Exercise description: Write the listing below again, word for word.

Data for review:
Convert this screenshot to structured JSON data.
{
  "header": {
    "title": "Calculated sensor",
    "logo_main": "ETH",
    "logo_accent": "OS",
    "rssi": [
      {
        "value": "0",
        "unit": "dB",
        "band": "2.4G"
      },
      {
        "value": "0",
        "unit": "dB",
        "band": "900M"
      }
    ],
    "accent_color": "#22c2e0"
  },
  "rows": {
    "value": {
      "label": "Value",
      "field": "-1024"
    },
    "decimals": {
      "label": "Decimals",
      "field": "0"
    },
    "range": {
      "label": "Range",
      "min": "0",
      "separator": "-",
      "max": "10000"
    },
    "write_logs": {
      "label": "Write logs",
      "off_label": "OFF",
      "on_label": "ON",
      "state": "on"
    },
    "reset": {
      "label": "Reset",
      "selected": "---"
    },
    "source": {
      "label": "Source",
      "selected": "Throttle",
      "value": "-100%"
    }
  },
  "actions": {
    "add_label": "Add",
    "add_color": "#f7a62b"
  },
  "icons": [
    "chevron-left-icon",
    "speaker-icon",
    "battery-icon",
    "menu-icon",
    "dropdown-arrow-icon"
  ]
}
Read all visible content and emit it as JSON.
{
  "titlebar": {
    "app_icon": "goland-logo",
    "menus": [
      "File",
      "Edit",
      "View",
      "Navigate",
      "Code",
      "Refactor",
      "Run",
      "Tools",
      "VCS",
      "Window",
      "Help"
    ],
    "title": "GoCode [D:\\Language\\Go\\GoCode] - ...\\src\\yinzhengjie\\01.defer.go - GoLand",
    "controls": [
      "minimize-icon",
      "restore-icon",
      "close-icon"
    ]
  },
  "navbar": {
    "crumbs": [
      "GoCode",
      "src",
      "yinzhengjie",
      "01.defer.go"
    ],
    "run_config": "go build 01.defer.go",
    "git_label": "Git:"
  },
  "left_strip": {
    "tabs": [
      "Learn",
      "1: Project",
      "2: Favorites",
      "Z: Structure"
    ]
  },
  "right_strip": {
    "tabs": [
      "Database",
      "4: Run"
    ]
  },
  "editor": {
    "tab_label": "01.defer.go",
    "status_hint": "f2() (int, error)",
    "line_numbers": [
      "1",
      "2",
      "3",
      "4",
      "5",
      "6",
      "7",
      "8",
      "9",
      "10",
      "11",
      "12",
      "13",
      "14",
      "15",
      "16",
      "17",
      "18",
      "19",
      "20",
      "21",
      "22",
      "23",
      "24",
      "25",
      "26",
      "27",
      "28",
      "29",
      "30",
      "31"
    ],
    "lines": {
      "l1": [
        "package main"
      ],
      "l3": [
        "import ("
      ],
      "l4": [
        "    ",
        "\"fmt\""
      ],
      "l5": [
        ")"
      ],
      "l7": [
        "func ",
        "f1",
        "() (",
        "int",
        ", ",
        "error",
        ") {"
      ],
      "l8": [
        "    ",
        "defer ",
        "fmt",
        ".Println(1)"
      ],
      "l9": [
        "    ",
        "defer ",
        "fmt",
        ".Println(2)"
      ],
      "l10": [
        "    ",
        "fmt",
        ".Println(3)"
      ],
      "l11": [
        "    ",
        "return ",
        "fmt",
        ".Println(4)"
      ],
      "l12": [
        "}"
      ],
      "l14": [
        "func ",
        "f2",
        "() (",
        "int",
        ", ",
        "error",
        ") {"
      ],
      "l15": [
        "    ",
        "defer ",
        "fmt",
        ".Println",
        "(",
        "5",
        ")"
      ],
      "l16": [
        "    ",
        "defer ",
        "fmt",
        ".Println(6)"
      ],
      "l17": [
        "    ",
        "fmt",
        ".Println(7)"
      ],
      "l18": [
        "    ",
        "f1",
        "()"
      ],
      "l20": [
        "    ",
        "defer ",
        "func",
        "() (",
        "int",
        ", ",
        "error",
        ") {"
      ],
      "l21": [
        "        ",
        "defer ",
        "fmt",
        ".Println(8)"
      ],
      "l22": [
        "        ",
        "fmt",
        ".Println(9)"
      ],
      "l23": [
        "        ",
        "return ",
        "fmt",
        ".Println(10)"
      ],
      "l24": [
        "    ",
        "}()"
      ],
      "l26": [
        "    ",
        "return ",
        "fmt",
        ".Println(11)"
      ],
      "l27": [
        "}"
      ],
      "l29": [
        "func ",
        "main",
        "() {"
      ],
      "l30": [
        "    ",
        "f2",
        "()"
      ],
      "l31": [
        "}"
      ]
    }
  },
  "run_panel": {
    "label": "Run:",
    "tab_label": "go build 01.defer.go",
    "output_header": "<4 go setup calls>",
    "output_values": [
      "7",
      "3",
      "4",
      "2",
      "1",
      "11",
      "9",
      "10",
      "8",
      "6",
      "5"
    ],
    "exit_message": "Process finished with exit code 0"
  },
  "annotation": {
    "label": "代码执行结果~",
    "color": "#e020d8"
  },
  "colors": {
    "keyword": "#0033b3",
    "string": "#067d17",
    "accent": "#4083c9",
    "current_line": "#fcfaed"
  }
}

Exercise answer:
Convert this screenshot to structured JSON data.
{
  "header": {
    "title": "Calculated sensor",
    "logo_main": "ETH",
    "logo_accent": "OS",
    "rssi": [
      {
        "value": "0",
        "unit": "dB",
        "band": "2.4G"
      },
      {
        "value": "0",
        "unit": "dB",
        "band": "900M"
      }
    ],
    "accent_color": "#22c2e0"
  },
  "rows": {
    "value": {
      "label": "Value",
      "field": "-1024"
    },
    "decimals": {
      "label": "Decimals",
      "field": "0"
    },
    "range": {
      "label": "Range",
      "min": "0",
      "separator": "-",
      "max": "10000"
    },
    "write_logs": {
      "label": "Write logs",
      "off_label": "OFF",
      "on_label": "ON",
      "state": "on"
    },
    "reset": {
      "label": "Reset",
      "selected": "---"
    },
    "source": {
      "label": "Source",
      "selected": "Throttle",
      "value": "-100%"
    }
  },
  "actions": {
    "add_label": "Add",
    "add_color": "#f7a62b"
  },
  "icons": [
    "chevron-left-icon",
    "speaker-icon",
    "battery-icon",
    "menu-icon",
    "dropdown-arrow-icon"
  ]
}
Read all visible content and emit it as JSON.
{
  "titlebar": {
    "app_icon": "goland-logo",
    "menus": [
      "File",
      "Edit",
      "View",
      "Navigate",
      "Code",
      "Refactor",
      "Run",
      "Tools",
      "VCS",
      "Window",
      "Help"
    ],
    "title": "GoCode [D:\\Language\\Go\\GoCode] - ...\\src\\yinzhengjie\\01.defer.go - GoLand",
    "controls": [
      "minimize-icon",
      "restore-icon",
      "close-icon"
    ]
  },
  "navbar": {
    "crumbs": [
      "GoCode",
      "src",
      "yinzhengjie",
      "01.defer.go"
    ],
    "run_config": "go build 01.defer.go",
    "git_label": "Git:"
  },
  "left_strip": {
    "tabs": [
      "Learn",
      "1: Project",
      "2: Favorites",
      "Z: Structure"
    ]
  },
  "right_strip": {
    "tabs": [
      "Database",
      "4: Run"
    ]
  },
  "editor": {
    "tab_label": "01.defer.go",
    "status_hint": "f2() (int, error)",
    "line_numbers": [
      "1",
      "2",
      "3",
      "4",
      "5",
      "6",
      "7",
      "8",
      "9",
      "10",
      "11",
      "12",
      "13",
      "14",
      "15",
      "16",
      "17",
      "18",
      "19",
      "20",
      "21",
      "22",
      "23",
      "24",
      "25",
      "26",
      "27",
      "28",
      "29",
      "30",
      "31"
    ],
    "lines": {
      "l1": [
        "package main"
      ],
      "l3": [
        "import ("
      ],
      "l4": [
        "    ",
        "\"fmt\""
      ],
      "l5": [
        ")"
      ],
      "l7": [
        "func ",
        "f1",
        "() (",
        "int",
        ", ",
        "error",
        ") {"
      ],
      "l8": [
        "    ",
        "defer ",
        "fmt",
        ".Println(1)"
      ],
      "l9": [
        "    ",
        "defer ",
        "fmt",
        ".Println(2)"
      ],
      "l10": [
        "    ",
        "fmt",
        ".Println(3)"
      ],
      "l11": [
        "    ",
        "return ",
        "fmt",
        ".Println(4)"
      ],
      "l12": [
        "}"
      ],
      "l14": [
        "func ",
        "f2",
        "() (",
        "int",
        ", ",
        "error",
        ") {"
      ],
      "l15": [
        "    ",
        "defer ",
        "fmt",
        ".Println",
        "(",
        "5",
        ")"
      ],
      "l16": [
        "    ",
        "defer ",
        "fmt",
        ".Println(6)"
      ],
      "l17": [
        "    ",
        "fmt",
        ".Println(7)"
      ],
      "l18": [
        "    ",
        "f1",
        "()"
      ],
      "l20": [
        "    ",
        "defer ",
        "func",
        "() (",
        "int",
        ", ",
        "error",
        ") {"
      ],
      "l21": [
        "        ",
        "defer ",
        "fmt",
        ".Println(8)"
      ],
      "l22": [
        "        ",
        "fmt",
        ".Println(9)"
      ],
      "l23": [
        "        ",
        "return ",
        "fmt",
        ".Println(10)"
      ],
      "l24": [
        "    ",
        "}()"
      ],
      "l26": [
        "    ",
        "return ",
        "fmt",
        ".Println(11)"
      ],
      "l27": [
        "}"
      ],
      "l29": [
        "func ",
        "main",
        "() {"
      ],
      "l30": [
        "    ",
        "f2",
        "()"
      ],
      "l31": [
        "}"
      ]
    }
  },
  "run_panel": {
    "label": "Run:",
    "tab_label": "go build 01.defer.go",
    "output_header": "<4 go setup calls>",
    "output_values": [
      "7",
      "3",
      "4",
      "2",
      "1",
      "11",
      "9",
      "10",
      "8",
      "6",
      "5"
    ],
    "exit_message": "Process finished with exit code 0"
  },
  "annotation": {
    "label": "代码执行结果~",
    "color": "#e020d8"
  },
  "colors": {
    "keyword": "#0033b3",
    "string": "#067d17",
    "accent": "#4083c9",
    "current_line": "#fcfaed"
  }
}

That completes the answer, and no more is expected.